Jenna records her findings from each orchard and sends the information to each grower. The results are a kind of progress report about the grower’s integrated pest management program. Her findings also provide information to compare with the grade sheet received from the huller.

An example of Navel orangeworm damage . ( UC IPM photo)

To date, Jenna reports no significant problems from peach twig borer (PTB). She has found some evidence of ant damage. She isn’t surprised about the samples with naval orangeworm damage. The damaged nuts are usually found in orchards that plagued by NOW problems during the year.

Samples from farmers who followed best management practices are relatively free from NOW damage. Kudos to these growers. Keep up the good work.

Crack …crack…crack… We’ll keep you updated about Jenna gets cracking on more almond samples in the coming weeks.

Monday, October 6, 2014

From Seed to Fiber - It's Been a Long Journey for Cotton

 It has been six months since growers planted the seeds for the 2014 cotton crop in the San Joaquin Valley.

With fall now here, we can officially say the harvest season is upon us. A few growers already have started running their harvesters, earning the recognition as one of the first farms to harvest cotton in the region.
Of course, every farm is at a difference stage. Field scout Carlos Silva points out that some growers have finished defoliating their fields and are now waiting for the plants to dry out. Others are still waiting to start the process.
Cotton defoliation is well under way in the Valley.

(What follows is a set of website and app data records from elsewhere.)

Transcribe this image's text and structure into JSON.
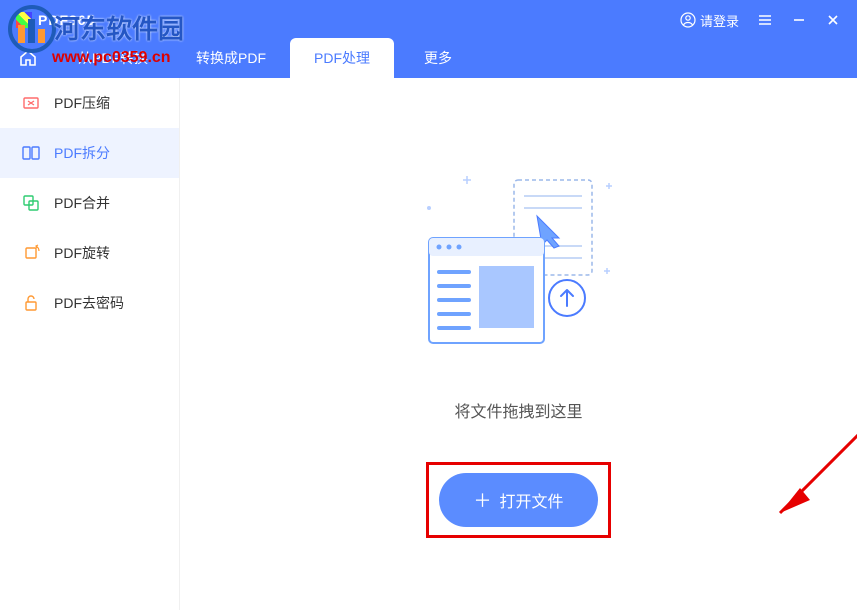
{
  "app": {
    "title": "PDF365"
  },
  "titlebar": {
    "login": "请登录"
  },
  "tabs": {
    "items": [
      {
        "label": "从PDF转换"
      },
      {
        "label": "转换成PDF"
      },
      {
        "label": "PDF处理"
      },
      {
        "label": "更多"
      }
    ]
  },
  "sidebar": {
    "items": [
      {
        "label": "PDF压缩",
        "icon": "compress"
      },
      {
        "label": "PDF拆分",
        "icon": "split"
      },
      {
        "label": "PDF合并",
        "icon": "merge"
      },
      {
        "label": "PDF旋转",
        "icon": "rotate"
      },
      {
        "label": "PDF去密码",
        "icon": "unlock"
      }
    ]
  },
  "main": {
    "drop_hint": "将文件拖拽到这里",
    "open_button": "打开文件"
  },
  "watermark": {
    "site_name": "河东软件园",
    "url": "www.pc0359.cn"
  },
  "colors": {
    "primary": "#4b7bff",
    "accent_red": "#e60000"
  }
}
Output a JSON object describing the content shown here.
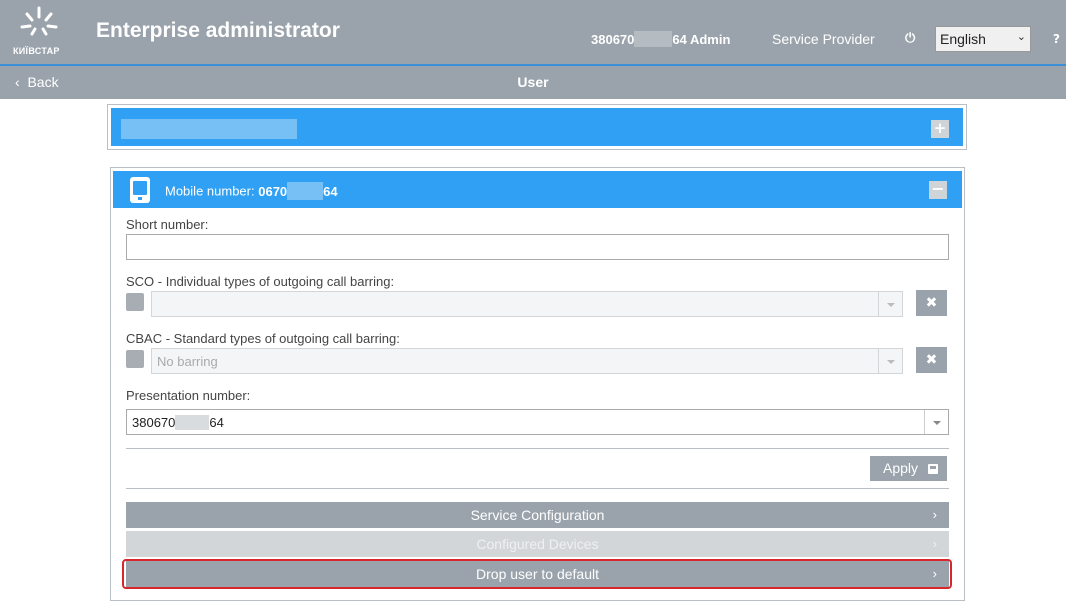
{
  "header": {
    "logo_text": "КИЇВСТАР",
    "title": "Enterprise administrator",
    "user_prefix": "380670",
    "user_suffix": "64 Admin",
    "role": "Service Provider",
    "power_glyph": "⏻",
    "language": "English",
    "help": "?"
  },
  "nav": {
    "back_label": "Back",
    "back_glyph": "‹",
    "title": "User"
  },
  "collapsed_panel": {
    "expand_glyph": "+"
  },
  "user_panel": {
    "mobile_label": "Mobile number:",
    "mobile_prefix": "0670",
    "mobile_suffix": "64",
    "collapse_glyph": "−",
    "short_number": {
      "label": "Short number:",
      "value": ""
    },
    "sco": {
      "label": "SCO - Individual types of outgoing call barring:",
      "value": "",
      "clear_glyph": "✖"
    },
    "cbac": {
      "label": "CBAC - Standard types of outgoing call barring:",
      "value": "No barring",
      "clear_glyph": "✖"
    },
    "presentation": {
      "label": "Presentation number:",
      "prefix": "380670",
      "suffix": "64"
    },
    "apply_label": "Apply",
    "rows": [
      {
        "label": "Service Configuration",
        "state": "active"
      },
      {
        "label": "Configured Devices",
        "state": "disabled"
      },
      {
        "label": "Drop user to default",
        "state": "highlighted"
      }
    ],
    "row_chevron": "›"
  },
  "colors": {
    "header_bg": "#9aa3ab",
    "accent_blue": "#2fa0f4",
    "highlight_red": "#d9262c"
  }
}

For growers this is the most exciting and hectic time of the year. They can finally see the fruits of their labor. However, they won’t relax until their cotton is off to the gin. Then they can look back and say they survived a trying year marked by tight water supplies and a big drop in acreage – both due to the drought. No one ever said farming is easy.

The alfalfa season lasted longer than anticipated in 2014.
Meanwhile, alfalfa growers have finished harvesting their crop. Carlos hasn’t seen any fields being irrigated so far. That could be a sign we’ve seen the last of alfalfa for the season – which isn’t surprising for this time of year. 

Of course, having a fairly normal alfalfa growing season is quite an achievement in 2014. Many thought they would run out of water at the start of summer and call it quits in June. Every cutting after that proved to be a bonus this year.

Here’s a final alert for growers about Tuesday’s Almond Field Day. Get some valuable post harvest management tips from UCCE Merced’s David Doll and UCCE Fresno’s Gurrett Brar from 10 a.m. to noon in Los Banos.  The event will be conducted at the corner of Mercy Springs Road and Cotton Gin Road. Continuing education and CCA credits will be available. For more information, contact Project Director Marcia Gibbs at (530) 370-5325 or